I am really proud of my story in this anthology – and I’m thrilled to be sharing a table of contents with such a talented bunch. There are a swag of authors in Never Never Land with established and even award-winning careers, along with a handful of new authors for whom this is their first publication. Congratulations CSFG and everyone involved for putting out another fantastic anthology.

*All photos by Cat Sparks, used with permission.

Conflux approacheth

Conflux-11

Conflux 11 is almost upon us! I’m especially excited about it this year, as I’ve been part of the organising committee and had particular responsibility for pulling the program together. There are still a few bits and bobs to sort out, but we are almost there.

Unfortunately I’ll be travelling for work on the Friday and Saturday, so despite it having completely taken over my spare time in the last few weeks I’ll miss those days. But I will be at the banquet on Saturday night, and there all day Sunday and Monday.

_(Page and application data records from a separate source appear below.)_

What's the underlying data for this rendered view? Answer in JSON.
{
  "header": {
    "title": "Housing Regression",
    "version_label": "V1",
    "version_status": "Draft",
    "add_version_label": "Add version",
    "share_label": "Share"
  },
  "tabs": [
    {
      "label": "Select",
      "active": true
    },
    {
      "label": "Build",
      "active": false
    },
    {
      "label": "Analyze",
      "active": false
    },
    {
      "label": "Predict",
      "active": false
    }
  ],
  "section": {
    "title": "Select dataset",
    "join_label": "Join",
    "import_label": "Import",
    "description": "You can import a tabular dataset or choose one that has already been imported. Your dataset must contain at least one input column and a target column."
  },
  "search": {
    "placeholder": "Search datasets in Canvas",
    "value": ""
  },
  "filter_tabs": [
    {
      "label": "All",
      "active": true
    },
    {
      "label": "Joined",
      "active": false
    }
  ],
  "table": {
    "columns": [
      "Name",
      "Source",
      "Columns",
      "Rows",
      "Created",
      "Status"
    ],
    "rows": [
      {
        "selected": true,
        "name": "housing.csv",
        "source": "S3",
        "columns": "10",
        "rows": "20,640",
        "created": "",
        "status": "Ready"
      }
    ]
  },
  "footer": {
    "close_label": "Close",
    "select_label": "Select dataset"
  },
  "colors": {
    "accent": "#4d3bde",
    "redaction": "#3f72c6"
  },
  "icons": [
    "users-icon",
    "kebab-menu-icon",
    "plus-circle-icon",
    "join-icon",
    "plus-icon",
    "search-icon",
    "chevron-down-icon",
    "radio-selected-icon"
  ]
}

Here are  the panels you’ll be able to find me on:

2.30pm Sunday – I felt that – vivid prose, with Shauna O’Meara, DL Richardson and Alan Baxter.

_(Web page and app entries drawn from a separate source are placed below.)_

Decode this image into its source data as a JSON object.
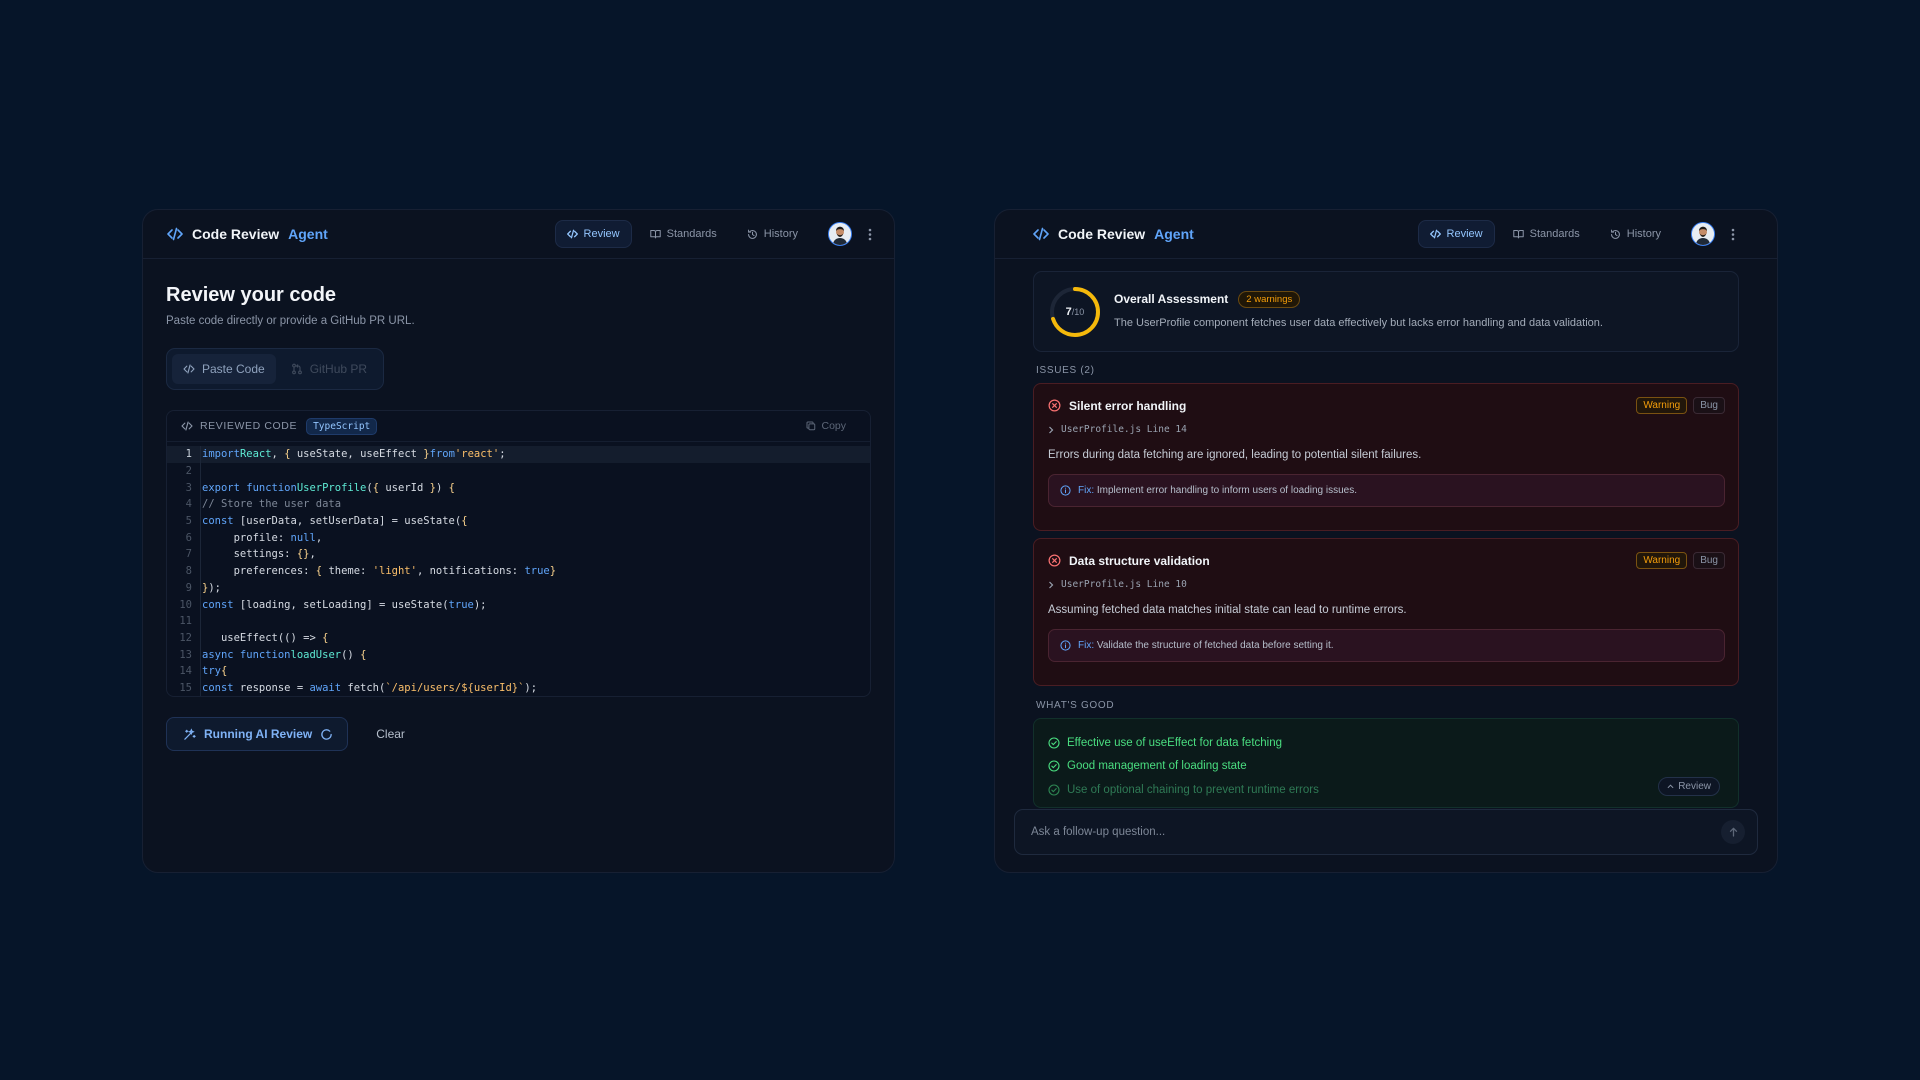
{
  "app": {
    "brand_main": "Code Review",
    "brand_accent": "Agent",
    "nav": [
      "Review",
      "Standards",
      "History"
    ]
  },
  "left": {
    "title": "Review your code",
    "subtitle": "Paste code directly or provide a GitHub PR URL.",
    "modes": [
      "Paste Code",
      "GitHub PR"
    ],
    "code_header": "REVIEWED CODE",
    "language": "TypeScript",
    "copy_label": "Copy",
    "line_numbers": [
      "1",
      "2",
      "3",
      "4",
      "5",
      "6",
      "7",
      "8",
      "9",
      "10",
      "11",
      "12",
      "13",
      "14",
      "15"
    ],
    "run_label": "Running AI Review",
    "clear_label": "Clear"
  },
  "right": {
    "score_value": "7",
    "score_total": "/10",
    "score_fraction": 0.7,
    "assessment_title": "Overall Assessment",
    "warnings_chip": "2 warnings",
    "assessment_text": "The UserProfile component fetches user data effectively but lacks error handling and data validation.",
    "issues_label": "ISSUES (2)",
    "issues": [
      {
        "title": "Silent error handling",
        "severity": "Warning",
        "type": "Bug",
        "location": "UserProfile.js Line 14",
        "description": "Errors during data fetching are ignored, leading to potential silent failures.",
        "fix_label": "Fix:",
        "fix_text": "Implement error handling to inform users of loading issues."
      },
      {
        "title": "Data structure validation",
        "severity": "Warning",
        "type": "Bug",
        "location": "UserProfile.js Line 10",
        "description": "Assuming fetched data matches initial state can lead to runtime errors.",
        "fix_label": "Fix:",
        "fix_text": "Validate the structure of fetched data before setting it."
      }
    ],
    "good_label": "WHAT'S GOOD",
    "good_items": [
      "Effective use of useEffect for data fetching",
      "Good management of loading state",
      "Use of optional chaining to prevent runtime errors"
    ],
    "review_pill": "Review",
    "ask_placeholder": "Ask a follow-up question..."
  },
  "colors": {
    "background": "#061529",
    "accent": "#60a5fa",
    "warning": "#f59e0b",
    "success": "#4ade80",
    "score_ring": "#f5b90b"
  }
}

4.30pm Sunday – Messing with mythology, with Amanda Pillar, Rob Porteous, Jane Virgo and Alis Franklin

10am Monday – Food in fiction, with Alis Franklin, Gillian Polack and Garry Dalrymple

4.30pm Monday – Fairy tales: princess complex, with Val Toh and KT Taylor

Plus…!

On Sunday at 5.30pm, the CSFG will be launching their latest anthology, The Never Never Land, containing my latest story “Adventure Socks”!  Hope to see you there!

The Never Never Land
The Never Never Land